> ABOUT THIS EXERCISE: The answer must be every line below that contains the string "Scanner".

> Component data from apps and pages:

/---

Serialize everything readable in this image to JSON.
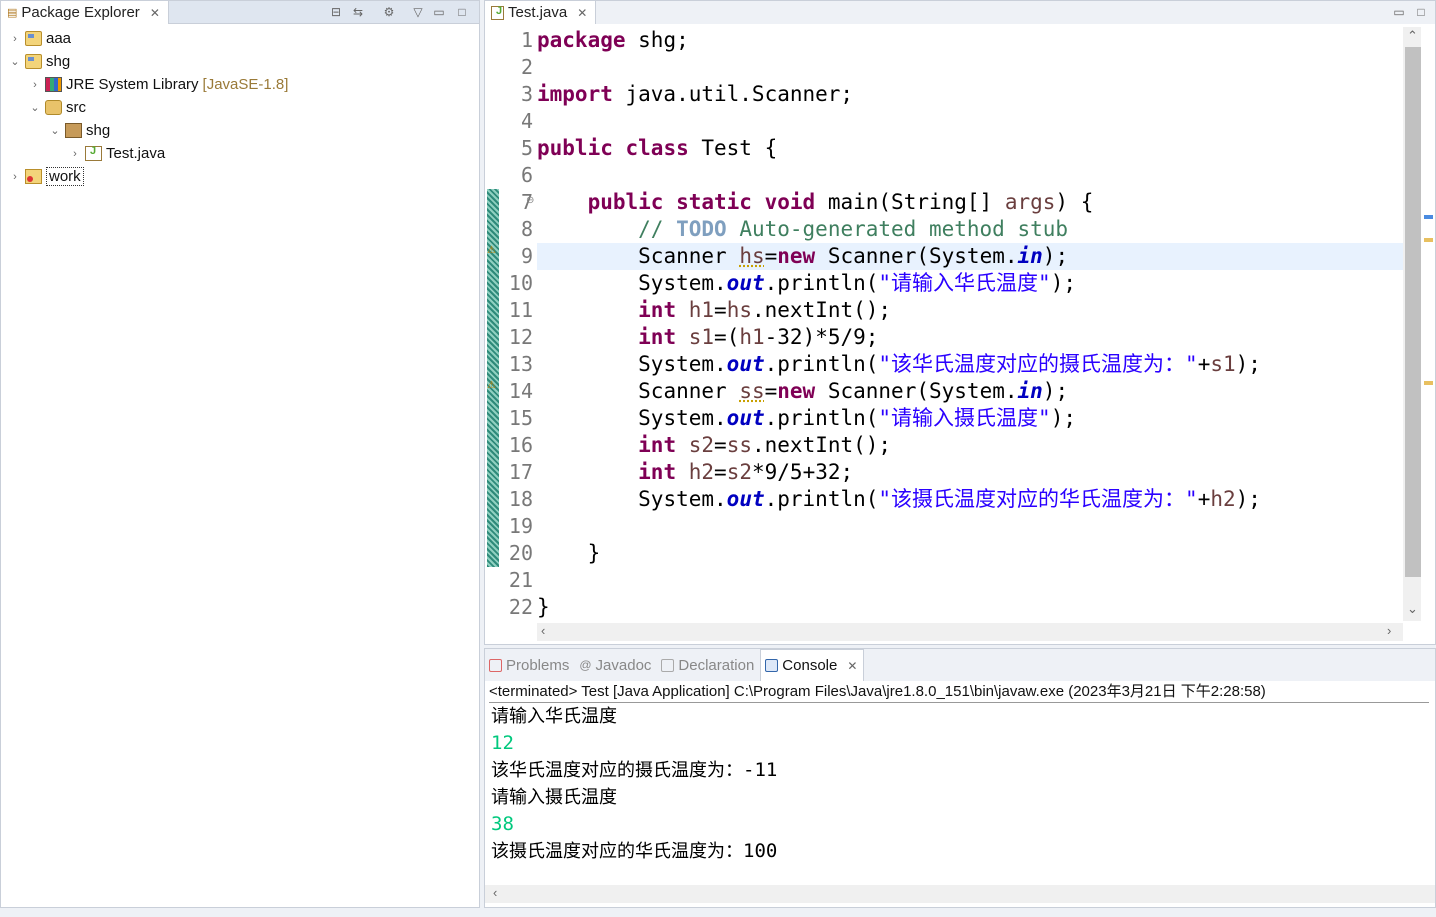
{
  "package_explorer": {
    "title": "Package Explorer",
    "tree": [
      {
        "label": "aaa",
        "suffix": "",
        "chevron": "›"
      },
      {
        "label": "shg",
        "suffix": "",
        "chevron": "⌄"
      },
      {
        "label": "JRE System Library",
        "suffix": "[JavaSE-1.8]",
        "chevron": "›"
      },
      {
        "label": "src",
        "suffix": "",
        "chevron": "⌄"
      },
      {
        "label": "shg",
        "suffix": "",
        "chevron": "⌄"
      },
      {
        "label": "Test.java",
        "suffix": "",
        "chevron": "›"
      },
      {
        "label": "work",
        "suffix": "",
        "chevron": "›"
      }
    ]
  },
  "editor": {
    "tab_label": "Test.java",
    "line_numbers": [
      "1",
      "2",
      "3",
      "4",
      "5",
      "6",
      "7",
      "8",
      "9",
      "10",
      "11",
      "12",
      "13",
      "14",
      "15",
      "16",
      "17",
      "18",
      "19",
      "20",
      "21",
      "22"
    ],
    "highlighted_line": 9,
    "code": {
      "l1_kw": "package",
      "l1_rest": " shg;",
      "l3_kw": "import",
      "l3_rest": " java.util.Scanner;",
      "l5_kw1": "public",
      "l5_kw2": "class",
      "l5_rest": " Test {",
      "l7_kw1": "public",
      "l7_kw2": "static",
      "l7_kw3": "void",
      "l7_rest1": " main(String[] ",
      "l7_var": "args",
      "l7_rest2": ") {",
      "l8_cm1": "// ",
      "l8_todo": "TODO",
      "l8_cm2": " Auto-generated method stub",
      "l9_a": "Scanner ",
      "l9_var": "hs",
      "l9_b": "=",
      "l9_kw": "new",
      "l9_c": " Scanner(System.",
      "l9_fld": "in",
      "l9_d": ");",
      "l10_a": "System.",
      "l10_fld": "out",
      "l10_b": ".println(",
      "l10_st": "\"请输入华氏温度\"",
      "l10_c": ");",
      "l11_kw": "int",
      "l11_a": " ",
      "l11_var1": "h1",
      "l11_b": "=",
      "l11_var2": "hs",
      "l11_c": ".nextInt();",
      "l12_kw": "int",
      "l12_a": " ",
      "l12_var1": "s1",
      "l12_b": "=(",
      "l12_var2": "h1",
      "l12_c": "-32)*5/9;",
      "l13_a": "System.",
      "l13_fld": "out",
      "l13_b": ".println(",
      "l13_st": "\"该华氏温度对应的摄氏温度为：\"",
      "l13_c": "+",
      "l13_var": "s1",
      "l13_d": ");",
      "l14_a": "Scanner ",
      "l14_var": "ss",
      "l14_b": "=",
      "l14_kw": "new",
      "l14_c": " Scanner(System.",
      "l14_fld": "in",
      "l14_d": ");",
      "l15_a": "System.",
      "l15_fld": "out",
      "l15_b": ".println(",
      "l15_st": "\"请输入摄氏温度\"",
      "l15_c": ");",
      "l16_kw": "int",
      "l16_a": " ",
      "l16_var1": "s2",
      "l16_b": "=",
      "l16_var2": "ss",
      "l16_c": ".nextInt();",
      "l17_kw": "int",
      "l17_a": " ",
      "l17_var1": "h2",
      "l17_b": "=",
      "l17_var2": "s2",
      "l17_c": "*9/5+32;",
      "l18_a": "System.",
      "l18_fld": "out",
      "l18_b": ".println(",
      "l18_st": "\"该摄氏温度对应的华氏温度为：\"",
      "l18_c": "+",
      "l18_var": "h2",
      "l18_d": ");",
      "l20": "}",
      "l22": "}"
    }
  },
  "console": {
    "tabs": [
      {
        "label": "Problems",
        "icon": "problems-icon"
      },
      {
        "label": "Javadoc",
        "icon": "javadoc-icon"
      },
      {
        "label": "Declaration",
        "icon": "declaration-icon"
      },
      {
        "label": "Console",
        "icon": "console-icon"
      }
    ],
    "terminated_line": "<terminated> Test [Java Application] C:\\Program Files\\Java\\jre1.8.0_151\\bin\\javaw.exe (2023年3月21日 下午2:28:58)",
    "output": [
      {
        "prefix": "请输入华氏温度",
        "value": ""
      },
      {
        "prefix": "",
        "value": "12"
      },
      {
        "prefix": "该华氏温度对应的摄氏温度为：",
        "value": "-11"
      },
      {
        "prefix": "请输入摄氏温度",
        "value": ""
      },
      {
        "prefix": "",
        "value": "38"
      },
      {
        "prefix": "该摄氏温度对应的华氏温度为：",
        "value": "100"
      }
    ]
  },
  "colors": {
    "keyword": "#7f0055",
    "comment": "#3f7f5f",
    "string": "#2a00ff",
    "field": "#0000c0",
    "console_input": "#00c87d",
    "line_highlight": "#e8f2fe"
  }
}
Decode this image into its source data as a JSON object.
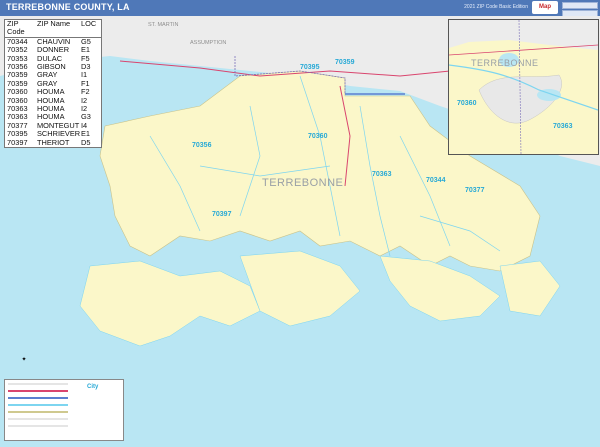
{
  "header": {
    "title": "TERREBONNE COUNTY, LA",
    "edition": "2021 ZIP Code Basic Edition",
    "logo": "Map"
  },
  "zip_table": {
    "columns": [
      "ZIP Code",
      "ZIP Name",
      "LOC"
    ],
    "rows": [
      [
        "70344",
        "CHAUVIN",
        "G5"
      ],
      [
        "70352",
        "DONNER",
        "E1"
      ],
      [
        "70353",
        "DULAC",
        "F5"
      ],
      [
        "70356",
        "GIBSON",
        "D3"
      ],
      [
        "70359",
        "GRAY",
        "I1"
      ],
      [
        "70359",
        "GRAY",
        "F1"
      ],
      [
        "70360",
        "HOUMA",
        "F2"
      ],
      [
        "70360",
        "HOUMA",
        "I2"
      ],
      [
        "70363",
        "HOUMA",
        "I2"
      ],
      [
        "70363",
        "HOUMA",
        "G3"
      ],
      [
        "70377",
        "MONTEGUT",
        "I4"
      ],
      [
        "70395",
        "SCHRIEVER",
        "E1"
      ],
      [
        "70397",
        "THERIOT",
        "D5"
      ]
    ]
  },
  "map_labels": {
    "zip_70395": "70395",
    "zip_70359": "70359",
    "zip_70360": "70360",
    "zip_70356": "70356",
    "zip_70363": "70363",
    "zip_70344": "70344",
    "zip_70377": "70377",
    "zip_70397": "70397",
    "county": "TERREBONNE",
    "st_martin": "ST. MARTIN",
    "assumption": "ASSUMPTION"
  },
  "inset": {
    "county": "TERREBONNE",
    "zip_70360": "70360",
    "zip_70363": "70363"
  },
  "legend": {
    "city_label": "City"
  },
  "colors": {
    "header": "#4f78b8",
    "water": "#b9e6f3",
    "land": "#fbf7c9",
    "outside_land": "#ececec",
    "zip_label": "#27a9d6",
    "highway": "#d9456e"
  }
}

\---

> ANSWER FOR THIS EXERCISE:
      "l3_rest": " java.util.Scanner;",
      "l9_a": "Scanner ",
      "l9_c": " Scanner(System.",
      "l14_a": "Scanner ",
      "l14_c": " Scanner(System.",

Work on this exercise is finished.